_What is expected:_
Show each line of the listing in which the word "title" occurs.

┄┄┄┄┄┄

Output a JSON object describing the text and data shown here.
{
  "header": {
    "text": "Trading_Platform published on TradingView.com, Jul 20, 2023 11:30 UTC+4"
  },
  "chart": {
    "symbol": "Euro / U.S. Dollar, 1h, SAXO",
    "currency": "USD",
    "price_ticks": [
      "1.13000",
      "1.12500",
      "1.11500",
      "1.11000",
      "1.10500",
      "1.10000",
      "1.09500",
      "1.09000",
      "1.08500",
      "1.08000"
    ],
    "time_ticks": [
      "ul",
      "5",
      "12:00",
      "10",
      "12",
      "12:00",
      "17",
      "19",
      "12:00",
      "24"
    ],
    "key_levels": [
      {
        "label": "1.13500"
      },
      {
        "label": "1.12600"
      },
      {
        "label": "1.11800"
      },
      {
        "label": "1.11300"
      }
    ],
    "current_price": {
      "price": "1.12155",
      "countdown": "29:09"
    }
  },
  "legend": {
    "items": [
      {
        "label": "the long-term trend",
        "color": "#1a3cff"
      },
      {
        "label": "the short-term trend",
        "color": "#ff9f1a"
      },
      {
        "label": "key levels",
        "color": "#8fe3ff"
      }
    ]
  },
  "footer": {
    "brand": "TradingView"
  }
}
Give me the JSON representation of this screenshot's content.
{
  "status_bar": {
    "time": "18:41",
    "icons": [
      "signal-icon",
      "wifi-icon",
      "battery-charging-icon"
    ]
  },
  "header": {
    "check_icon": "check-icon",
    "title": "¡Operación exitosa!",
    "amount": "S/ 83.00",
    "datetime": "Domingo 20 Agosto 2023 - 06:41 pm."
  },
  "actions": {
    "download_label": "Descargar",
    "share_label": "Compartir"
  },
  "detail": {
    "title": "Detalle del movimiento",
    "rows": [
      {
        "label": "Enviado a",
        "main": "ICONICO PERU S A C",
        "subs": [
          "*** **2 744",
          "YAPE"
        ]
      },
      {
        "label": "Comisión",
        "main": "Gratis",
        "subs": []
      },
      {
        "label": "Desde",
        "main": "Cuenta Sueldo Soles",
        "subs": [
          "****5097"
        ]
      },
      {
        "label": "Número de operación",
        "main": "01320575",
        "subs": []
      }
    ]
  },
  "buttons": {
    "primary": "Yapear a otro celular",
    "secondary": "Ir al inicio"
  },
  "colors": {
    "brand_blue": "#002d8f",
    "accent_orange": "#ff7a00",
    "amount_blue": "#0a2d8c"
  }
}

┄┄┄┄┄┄

_Response area:_
    "title": "¡Operación exitosa!",
    "title": "Detalle del movimiento",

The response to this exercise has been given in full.